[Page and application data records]
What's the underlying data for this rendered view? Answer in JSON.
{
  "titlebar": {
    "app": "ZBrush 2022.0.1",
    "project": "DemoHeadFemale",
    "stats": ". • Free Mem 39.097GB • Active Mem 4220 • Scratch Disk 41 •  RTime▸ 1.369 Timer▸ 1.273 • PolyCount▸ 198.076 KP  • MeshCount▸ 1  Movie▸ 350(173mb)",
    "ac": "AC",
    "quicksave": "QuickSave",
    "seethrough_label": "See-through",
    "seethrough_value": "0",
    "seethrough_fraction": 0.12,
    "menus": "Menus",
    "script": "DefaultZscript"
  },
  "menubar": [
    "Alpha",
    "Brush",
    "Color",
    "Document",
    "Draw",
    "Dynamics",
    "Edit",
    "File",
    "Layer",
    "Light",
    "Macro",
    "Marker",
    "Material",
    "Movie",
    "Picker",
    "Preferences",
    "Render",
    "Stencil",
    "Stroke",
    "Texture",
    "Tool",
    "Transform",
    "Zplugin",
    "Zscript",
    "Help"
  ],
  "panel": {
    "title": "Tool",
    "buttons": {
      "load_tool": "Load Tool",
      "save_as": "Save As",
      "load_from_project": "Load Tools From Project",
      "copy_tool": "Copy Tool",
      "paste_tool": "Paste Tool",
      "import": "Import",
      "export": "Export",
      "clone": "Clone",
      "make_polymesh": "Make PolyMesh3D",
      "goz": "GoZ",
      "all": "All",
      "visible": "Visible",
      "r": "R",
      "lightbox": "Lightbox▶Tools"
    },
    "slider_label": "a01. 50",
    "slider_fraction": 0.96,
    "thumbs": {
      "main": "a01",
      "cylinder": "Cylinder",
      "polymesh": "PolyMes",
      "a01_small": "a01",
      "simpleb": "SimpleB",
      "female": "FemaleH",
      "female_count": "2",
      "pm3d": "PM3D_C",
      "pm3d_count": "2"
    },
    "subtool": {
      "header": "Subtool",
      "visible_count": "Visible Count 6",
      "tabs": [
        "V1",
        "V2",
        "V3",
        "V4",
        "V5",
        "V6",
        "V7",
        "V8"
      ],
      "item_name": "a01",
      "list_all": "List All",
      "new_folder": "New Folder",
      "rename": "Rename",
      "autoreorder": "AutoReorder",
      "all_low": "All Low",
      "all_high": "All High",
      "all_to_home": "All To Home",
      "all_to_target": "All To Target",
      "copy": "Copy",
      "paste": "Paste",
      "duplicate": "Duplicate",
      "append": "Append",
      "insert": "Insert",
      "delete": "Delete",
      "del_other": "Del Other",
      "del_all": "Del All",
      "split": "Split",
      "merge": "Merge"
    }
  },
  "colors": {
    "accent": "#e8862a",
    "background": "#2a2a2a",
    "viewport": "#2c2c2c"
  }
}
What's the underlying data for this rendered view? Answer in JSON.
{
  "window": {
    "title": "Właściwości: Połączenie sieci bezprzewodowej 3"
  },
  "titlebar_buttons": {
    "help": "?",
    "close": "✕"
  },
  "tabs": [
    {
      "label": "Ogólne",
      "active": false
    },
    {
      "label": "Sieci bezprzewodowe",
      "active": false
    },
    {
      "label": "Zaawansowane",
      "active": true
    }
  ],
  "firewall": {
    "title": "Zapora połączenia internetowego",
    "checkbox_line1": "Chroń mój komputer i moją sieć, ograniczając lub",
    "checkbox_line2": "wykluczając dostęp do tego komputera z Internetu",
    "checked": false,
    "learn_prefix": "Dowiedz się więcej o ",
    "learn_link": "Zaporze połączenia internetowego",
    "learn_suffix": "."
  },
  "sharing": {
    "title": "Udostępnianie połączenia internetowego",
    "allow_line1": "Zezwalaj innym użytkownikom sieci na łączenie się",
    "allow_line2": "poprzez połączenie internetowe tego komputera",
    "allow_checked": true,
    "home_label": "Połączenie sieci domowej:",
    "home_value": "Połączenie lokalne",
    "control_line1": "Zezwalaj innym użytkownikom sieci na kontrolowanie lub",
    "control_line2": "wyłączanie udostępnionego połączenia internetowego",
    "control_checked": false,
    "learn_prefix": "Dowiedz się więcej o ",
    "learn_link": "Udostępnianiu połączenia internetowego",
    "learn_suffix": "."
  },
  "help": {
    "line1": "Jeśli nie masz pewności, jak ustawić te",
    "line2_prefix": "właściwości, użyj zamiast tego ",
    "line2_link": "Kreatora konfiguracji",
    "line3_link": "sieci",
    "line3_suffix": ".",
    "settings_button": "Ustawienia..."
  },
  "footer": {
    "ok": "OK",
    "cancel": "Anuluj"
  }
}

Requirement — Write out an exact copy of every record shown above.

Response to this task —
What's the underlying data for this rendered view? Answer in JSON.
{
  "titlebar": {
    "app": "ZBrush 2022.0.1",
    "project": "DemoHeadFemale",
    "stats": ". • Free Mem 39.097GB • Active Mem 4220 • Scratch Disk 41 •  RTime▸ 1.369 Timer▸ 1.273 • PolyCount▸ 198.076 KP  • MeshCount▸ 1  Movie▸ 350(173mb)",
    "ac": "AC",
    "quicksave": "QuickSave",
    "seethrough_label": "See-through",
    "seethrough_value": "0",
    "seethrough_fraction": 0.12,
    "menus": "Menus",
    "script": "DefaultZscript"
  },
  "menubar": [
    "Alpha",
    "Brush",
    "Color",
    "Document",
    "Draw",
    "Dynamics",
    "Edit",
    "File",
    "Layer",
    "Light",
    "Macro",
    "Marker",
    "Material",
    "Movie",
    "Picker",
    "Preferences",
    "Render",
    "Stencil",
    "Stroke",
    "Texture",
    "Tool",
    "Transform",
    "Zplugin",
    "Zscript",
    "Help"
  ],
  "panel": {
    "title": "Tool",
    "buttons": {
      "load_tool": "Load Tool",
      "save_as": "Save As",
      "load_from_project": "Load Tools From Project",
      "copy_tool": "Copy Tool",
      "paste_tool": "Paste Tool",
      "import": "Import",
      "export": "Export",
      "clone": "Clone",
      "make_polymesh": "Make PolyMesh3D",
      "goz": "GoZ",
      "all": "All",
      "visible": "Visible",
      "r": "R",
      "lightbox": "Lightbox▶Tools"
    },
    "slider_label": "a01. 50",
    "slider_fraction": 0.96,
    "thumbs": {
      "main": "a01",
      "cylinder": "Cylinder",
      "polymesh": "PolyMes",
      "a01_small": "a01",
      "simpleb": "SimpleB",
      "female": "FemaleH",
      "female_count": "2",
      "pm3d": "PM3D_C",
      "pm3d_count": "2"
    },
    "subtool": {
      "header": "Subtool",
      "visible_count": "Visible Count 6",
      "tabs": [
        "V1",
        "V2",
        "V3",
        "V4",
        "V5",
        "V6",
        "V7",
        "V8"
      ],
      "item_name": "a01",
      "list_all": "List All",
      "new_folder": "New Folder",
      "rename": "Rename",
      "autoreorder": "AutoReorder",
      "all_low": "All Low",
      "all_high": "All High",
      "all_to_home": "All To Home",
      "all_to_target": "All To Target",
      "copy": "Copy",
      "paste": "Paste",
      "duplicate": "Duplicate",
      "append": "Append",
      "insert": "Insert",
      "delete": "Delete",
      "del_other": "Del Other",
      "del_all": "Del All",
      "split": "Split",
      "merge": "Merge"
    }
  },
  "colors": {
    "accent": "#e8862a",
    "background": "#2a2a2a",
    "viewport": "#2c2c2c"
  }
}
What's the underlying data for this rendered view? Answer in JSON.
{
  "window": {
    "title": "Właściwości: Połączenie sieci bezprzewodowej 3"
  },
  "titlebar_buttons": {
    "help": "?",
    "close": "✕"
  },
  "tabs": [
    {
      "label": "Ogólne",
      "active": false
    },
    {
      "label": "Sieci bezprzewodowe",
      "active": false
    },
    {
      "label": "Zaawansowane",
      "active": true
    }
  ],
  "firewall": {
    "title": "Zapora połączenia internetowego",
    "checkbox_line1": "Chroń mój komputer i moją sieć, ograniczając lub",
    "checkbox_line2": "wykluczając dostęp do tego komputera z Internetu",
    "checked": false,
    "learn_prefix": "Dowiedz się więcej o ",
    "learn_link": "Zaporze połączenia internetowego",
    "learn_suffix": "."
  },
  "sharing": {
    "title": "Udostępnianie połączenia internetowego",
    "allow_line1": "Zezwalaj innym użytkownikom sieci na łączenie się",
    "allow_line2": "poprzez połączenie internetowe tego komputera",
    "allow_checked": true,
    "home_label": "Połączenie sieci domowej:",
    "home_value": "Połączenie lokalne",
    "control_line1": "Zezwalaj innym użytkownikom sieci na kontrolowanie lub",
    "control_line2": "wyłączanie udostępnionego połączenia internetowego",
    "control_checked": false,
    "learn_prefix": "Dowiedz się więcej o ",
    "learn_link": "Udostępnianiu połączenia internetowego",
    "learn_suffix": "."
  },
  "help": {
    "line1": "Jeśli nie masz pewności, jak ustawić te",
    "line2_prefix": "właściwości, użyj zamiast tego ",
    "line2_link": "Kreatora konfiguracji",
    "line3_link": "sieci",
    "line3_suffix": ".",
    "settings_button": "Ustawienia..."
  },
  "footer": {
    "ok": "OK",
    "cancel": "Anuluj"
  }
}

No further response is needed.